[EXERCISE INSTRUCTIONS] Go through the lines below and copy any that hold the string "this".

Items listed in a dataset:
══════

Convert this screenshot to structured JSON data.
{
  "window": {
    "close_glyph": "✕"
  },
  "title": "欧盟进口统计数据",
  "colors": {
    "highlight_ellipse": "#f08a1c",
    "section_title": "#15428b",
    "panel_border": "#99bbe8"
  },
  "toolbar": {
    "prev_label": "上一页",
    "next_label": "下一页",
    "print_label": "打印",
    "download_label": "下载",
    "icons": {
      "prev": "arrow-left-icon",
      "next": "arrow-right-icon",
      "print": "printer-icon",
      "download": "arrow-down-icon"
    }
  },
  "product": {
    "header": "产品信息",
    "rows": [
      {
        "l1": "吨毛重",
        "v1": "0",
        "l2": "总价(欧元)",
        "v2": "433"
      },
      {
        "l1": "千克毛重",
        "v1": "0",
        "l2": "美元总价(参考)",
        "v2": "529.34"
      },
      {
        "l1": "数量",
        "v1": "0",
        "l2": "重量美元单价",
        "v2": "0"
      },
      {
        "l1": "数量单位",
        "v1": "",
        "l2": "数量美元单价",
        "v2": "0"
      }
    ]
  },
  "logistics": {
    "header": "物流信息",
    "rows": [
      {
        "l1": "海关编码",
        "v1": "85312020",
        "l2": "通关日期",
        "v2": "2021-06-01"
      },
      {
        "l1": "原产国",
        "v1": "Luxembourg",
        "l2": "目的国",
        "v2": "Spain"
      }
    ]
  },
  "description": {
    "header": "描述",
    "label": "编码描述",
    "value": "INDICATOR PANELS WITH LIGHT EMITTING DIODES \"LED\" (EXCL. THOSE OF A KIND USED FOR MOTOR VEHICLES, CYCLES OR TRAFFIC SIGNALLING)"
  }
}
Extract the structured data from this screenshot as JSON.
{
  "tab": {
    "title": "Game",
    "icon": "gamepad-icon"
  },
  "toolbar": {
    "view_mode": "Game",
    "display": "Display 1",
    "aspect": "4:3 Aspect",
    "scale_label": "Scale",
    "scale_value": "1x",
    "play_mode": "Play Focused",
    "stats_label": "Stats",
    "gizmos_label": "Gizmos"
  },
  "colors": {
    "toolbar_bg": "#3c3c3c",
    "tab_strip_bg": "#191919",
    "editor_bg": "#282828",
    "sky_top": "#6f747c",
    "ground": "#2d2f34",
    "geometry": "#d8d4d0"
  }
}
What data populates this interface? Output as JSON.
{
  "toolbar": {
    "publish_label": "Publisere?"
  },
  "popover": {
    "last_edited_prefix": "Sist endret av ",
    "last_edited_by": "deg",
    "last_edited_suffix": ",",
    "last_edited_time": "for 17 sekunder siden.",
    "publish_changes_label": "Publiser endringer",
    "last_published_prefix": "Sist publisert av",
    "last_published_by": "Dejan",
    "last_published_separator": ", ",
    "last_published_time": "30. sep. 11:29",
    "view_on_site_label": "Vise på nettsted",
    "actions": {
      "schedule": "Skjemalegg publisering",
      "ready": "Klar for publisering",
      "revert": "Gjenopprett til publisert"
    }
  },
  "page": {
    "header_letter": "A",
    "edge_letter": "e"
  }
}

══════

[TASK RESULT]
Convert this screenshot to structured JSON data.
Extract the structured data from this screenshot as JSON.
What data populates this interface? Output as JSON.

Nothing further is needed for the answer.